A verbatim copy of every entry is required.

○ ○ ○ ○ ○ ○ ○

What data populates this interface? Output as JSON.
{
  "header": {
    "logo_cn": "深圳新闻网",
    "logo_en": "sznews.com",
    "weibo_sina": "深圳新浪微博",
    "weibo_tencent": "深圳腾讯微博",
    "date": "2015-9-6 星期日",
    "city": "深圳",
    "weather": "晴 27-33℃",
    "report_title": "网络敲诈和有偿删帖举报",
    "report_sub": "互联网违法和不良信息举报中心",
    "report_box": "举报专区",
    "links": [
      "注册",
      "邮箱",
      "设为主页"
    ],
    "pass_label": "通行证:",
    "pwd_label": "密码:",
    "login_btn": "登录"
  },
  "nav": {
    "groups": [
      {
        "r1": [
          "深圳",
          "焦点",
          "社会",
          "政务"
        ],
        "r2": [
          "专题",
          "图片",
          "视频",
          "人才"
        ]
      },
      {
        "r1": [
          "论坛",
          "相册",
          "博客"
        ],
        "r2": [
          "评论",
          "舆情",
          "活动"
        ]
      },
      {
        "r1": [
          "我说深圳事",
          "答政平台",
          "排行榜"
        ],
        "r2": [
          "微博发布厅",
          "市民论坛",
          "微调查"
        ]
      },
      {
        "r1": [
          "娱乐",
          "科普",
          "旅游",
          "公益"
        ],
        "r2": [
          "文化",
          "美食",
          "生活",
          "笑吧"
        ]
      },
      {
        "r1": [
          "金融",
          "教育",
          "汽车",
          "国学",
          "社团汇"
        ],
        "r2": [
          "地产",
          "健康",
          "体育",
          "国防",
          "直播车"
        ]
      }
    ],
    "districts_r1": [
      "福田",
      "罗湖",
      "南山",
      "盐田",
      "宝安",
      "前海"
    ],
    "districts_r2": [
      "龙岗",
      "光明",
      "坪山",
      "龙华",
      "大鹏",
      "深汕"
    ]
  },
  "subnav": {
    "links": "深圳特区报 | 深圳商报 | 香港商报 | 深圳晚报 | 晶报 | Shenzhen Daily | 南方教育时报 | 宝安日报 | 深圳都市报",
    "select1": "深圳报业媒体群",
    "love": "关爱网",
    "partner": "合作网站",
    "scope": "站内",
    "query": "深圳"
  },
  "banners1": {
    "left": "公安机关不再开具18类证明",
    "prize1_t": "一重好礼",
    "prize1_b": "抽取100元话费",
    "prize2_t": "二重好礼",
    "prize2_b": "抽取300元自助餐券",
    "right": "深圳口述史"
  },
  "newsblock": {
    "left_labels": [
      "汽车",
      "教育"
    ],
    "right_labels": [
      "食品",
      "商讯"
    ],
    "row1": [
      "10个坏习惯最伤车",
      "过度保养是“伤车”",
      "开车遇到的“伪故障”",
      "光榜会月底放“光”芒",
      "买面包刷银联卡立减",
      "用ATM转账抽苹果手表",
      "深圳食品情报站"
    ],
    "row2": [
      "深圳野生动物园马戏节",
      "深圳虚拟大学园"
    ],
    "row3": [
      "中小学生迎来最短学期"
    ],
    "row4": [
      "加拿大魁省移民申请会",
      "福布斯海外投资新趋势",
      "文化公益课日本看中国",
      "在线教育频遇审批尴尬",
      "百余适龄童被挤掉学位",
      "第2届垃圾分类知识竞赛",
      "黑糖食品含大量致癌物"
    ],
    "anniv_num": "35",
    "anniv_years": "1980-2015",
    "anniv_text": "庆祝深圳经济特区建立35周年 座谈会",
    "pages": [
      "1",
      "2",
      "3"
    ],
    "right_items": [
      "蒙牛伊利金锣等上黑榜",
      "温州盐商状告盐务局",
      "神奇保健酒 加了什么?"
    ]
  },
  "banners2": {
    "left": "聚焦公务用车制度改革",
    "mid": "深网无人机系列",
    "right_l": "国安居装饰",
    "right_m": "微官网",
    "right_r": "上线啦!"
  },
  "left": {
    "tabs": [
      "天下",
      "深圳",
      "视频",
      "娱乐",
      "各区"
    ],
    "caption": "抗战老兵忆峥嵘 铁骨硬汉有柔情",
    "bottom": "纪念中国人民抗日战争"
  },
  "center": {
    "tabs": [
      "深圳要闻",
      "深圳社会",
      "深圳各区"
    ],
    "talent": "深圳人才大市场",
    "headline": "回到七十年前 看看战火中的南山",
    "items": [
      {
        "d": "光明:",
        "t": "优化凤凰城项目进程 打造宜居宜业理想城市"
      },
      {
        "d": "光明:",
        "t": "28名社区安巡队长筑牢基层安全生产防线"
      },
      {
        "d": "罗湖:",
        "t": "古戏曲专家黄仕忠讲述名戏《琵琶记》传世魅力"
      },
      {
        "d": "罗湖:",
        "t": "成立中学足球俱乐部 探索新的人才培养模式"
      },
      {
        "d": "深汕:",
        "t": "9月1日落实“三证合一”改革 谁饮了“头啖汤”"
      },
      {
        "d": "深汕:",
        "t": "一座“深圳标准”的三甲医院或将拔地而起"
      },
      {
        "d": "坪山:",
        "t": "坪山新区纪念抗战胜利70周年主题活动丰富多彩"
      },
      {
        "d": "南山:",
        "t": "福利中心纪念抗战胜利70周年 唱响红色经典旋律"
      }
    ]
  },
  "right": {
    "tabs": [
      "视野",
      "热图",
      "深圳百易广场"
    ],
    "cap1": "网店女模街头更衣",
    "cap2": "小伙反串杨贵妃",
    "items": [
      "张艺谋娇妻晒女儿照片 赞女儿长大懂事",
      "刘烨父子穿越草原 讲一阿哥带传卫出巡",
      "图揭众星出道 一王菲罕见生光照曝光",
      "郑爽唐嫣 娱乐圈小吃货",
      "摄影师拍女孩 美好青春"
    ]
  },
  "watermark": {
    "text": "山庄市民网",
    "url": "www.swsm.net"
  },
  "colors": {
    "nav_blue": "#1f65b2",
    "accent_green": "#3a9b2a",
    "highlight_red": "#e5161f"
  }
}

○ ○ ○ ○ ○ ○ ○

Output of the task
What data populates this interface? Output as JSON.
{
  "header": {
    "logo_cn": "深圳新闻网",
    "logo_en": "sznews.com",
    "weibo_sina": "深圳新浪微博",
    "weibo_tencent": "深圳腾讯微博",
    "date": "2015-9-6 星期日",
    "city": "深圳",
    "weather": "晴 27-33℃",
    "report_title": "网络敲诈和有偿删帖举报",
    "report_sub": "互联网违法和不良信息举报中心",
    "report_box": "举报专区",
    "links": [
      "注册",
      "邮箱",
      "设为主页"
    ],
    "pass_label": "通行证:",
    "pwd_label": "密码:",
    "login_btn": "登录"
  },
  "nav": {
    "groups": [
      {
        "r1": [
          "深圳",
          "焦点",
          "社会",
          "政务"
        ],
        "r2": [
          "专题",
          "图片",
          "视频",
          "人才"
        ]
      },
      {
        "r1": [
          "论坛",
          "相册",
          "博客"
        ],
        "r2": [
          "评论",
          "舆情",
          "活动"
        ]
      },
      {
        "r1": [
          "我说深圳事",
          "答政平台",
          "排行榜"
        ],
        "r2": [
          "微博发布厅",
          "市民论坛",
          "微调查"
        ]
      },
      {
        "r1": [
          "娱乐",
          "科普",
          "旅游",
          "公益"
        ],
        "r2": [
          "文化",
          "美食",
          "生活",
          "笑吧"
        ]
      },
      {
        "r1": [
          "金融",
          "教育",
          "汽车",
          "国学",
          "社团汇"
        ],
        "r2": [
          "地产",
          "健康",
          "体育",
          "国防",
          "直播车"
        ]
      }
    ],
    "districts_r1": [
      "福田",
      "罗湖",
      "南山",
      "盐田",
      "宝安",
      "前海"
    ],
    "districts_r2": [
      "龙岗",
      "光明",
      "坪山",
      "龙华",
      "大鹏",
      "深汕"
    ]
  },
  "subnav": {
    "links": "深圳特区报 | 深圳商报 | 香港商报 | 深圳晚报 | 晶报 | Shenzhen Daily | 南方教育时报 | 宝安日报 | 深圳都市报",
    "select1": "深圳报业媒体群",
    "love": "关爱网",
    "partner": "合作网站",
    "scope": "站内",
    "query": "深圳"
  },
  "banners1": {
    "left": "公安机关不再开具18类证明",
    "prize1_t": "一重好礼",
    "prize1_b": "抽取100元话费",
    "prize2_t": "二重好礼",
    "prize2_b": "抽取300元自助餐券",
    "right": "深圳口述史"
  },
  "newsblock": {
    "left_labels": [
      "汽车",
      "教育"
    ],
    "right_labels": [
      "食品",
      "商讯"
    ],
    "row1": [
      "10个坏习惯最伤车",
      "过度保养是“伤车”",
      "开车遇到的“伪故障”",
      "光榜会月底放“光”芒",
      "买面包刷银联卡立减",
      "用ATM转账抽苹果手表",
      "深圳食品情报站"
    ],
    "row2": [
      "深圳野生动物园马戏节",
      "深圳虚拟大学园"
    ],
    "row3": [
      "中小学生迎来最短学期"
    ],
    "row4": [
      "加拿大魁省移民申请会",
      "福布斯海外投资新趋势",
      "文化公益课日本看中国",
      "在线教育频遇审批尴尬",
      "百余适龄童被挤掉学位",
      "第2届垃圾分类知识竞赛",
      "黑糖食品含大量致癌物"
    ],
    "anniv_num": "35",
    "anniv_years": "1980-2015",
    "anniv_text": "庆祝深圳经济特区建立35周年 座谈会",
    "pages": [
      "1",
      "2",
      "3"
    ],
    "right_items": [
      "蒙牛伊利金锣等上黑榜",
      "温州盐商状告盐务局",
      "神奇保健酒 加了什么?"
    ]
  },
  "banners2": {
    "left": "聚焦公务用车制度改革",
    "mid": "深网无人机系列",
    "right_l": "国安居装饰",
    "right_m": "微官网",
    "right_r": "上线啦!"
  },
  "left": {
    "tabs": [
      "天下",
      "深圳",
      "视频",
      "娱乐",
      "各区"
    ],
    "caption": "抗战老兵忆峥嵘 铁骨硬汉有柔情",
    "bottom": "纪念中国人民抗日战争"
  },
  "center": {
    "tabs": [
      "深圳要闻",
      "深圳社会",
      "深圳各区"
    ],
    "talent": "深圳人才大市场",
    "headline": "回到七十年前 看看战火中的南山",
    "items": [
      {
        "d": "光明:",
        "t": "优化凤凰城项目进程 打造宜居宜业理想城市"
      },
      {
        "d": "光明:",
        "t": "28名社区安巡队长筑牢基层安全生产防线"
      },
      {
        "d": "罗湖:",
        "t": "古戏曲专家黄仕忠讲述名戏《琵琶记》传世魅力"
      },
      {
        "d": "罗湖:",
        "t": "成立中学足球俱乐部 探索新的人才培养模式"
      },
      {
        "d": "深汕:",
        "t": "9月1日落实“三证合一”改革 谁饮了“头啖汤”"
      },
      {
        "d": "深汕:",
        "t": "一座“深圳标准”的三甲医院或将拔地而起"
      },
      {
        "d": "坪山:",
        "t": "坪山新区纪念抗战胜利70周年主题活动丰富多彩"
      },
      {
        "d": "南山:",
        "t": "福利中心纪念抗战胜利70周年 唱响红色经典旋律"
      }
    ]
  },
  "right": {
    "tabs": [
      "视野",
      "热图",
      "深圳百易广场"
    ],
    "cap1": "网店女模街头更衣",
    "cap2": "小伙反串杨贵妃",
    "items": [
      "张艺谋娇妻晒女儿照片 赞女儿长大懂事",
      "刘烨父子穿越草原 讲一阿哥带传卫出巡",
      "图揭众星出道 一王菲罕见生光照曝光",
      "郑爽唐嫣 娱乐圈小吃货",
      "摄影师拍女孩 美好青春"
    ]
  },
  "watermark": {
    "text": "山庄市民网",
    "url": "www.swsm.net"
  },
  "colors": {
    "nav_blue": "#1f65b2",
    "accent_green": "#3a9b2a",
    "highlight_red": "#e5161f"
  }
}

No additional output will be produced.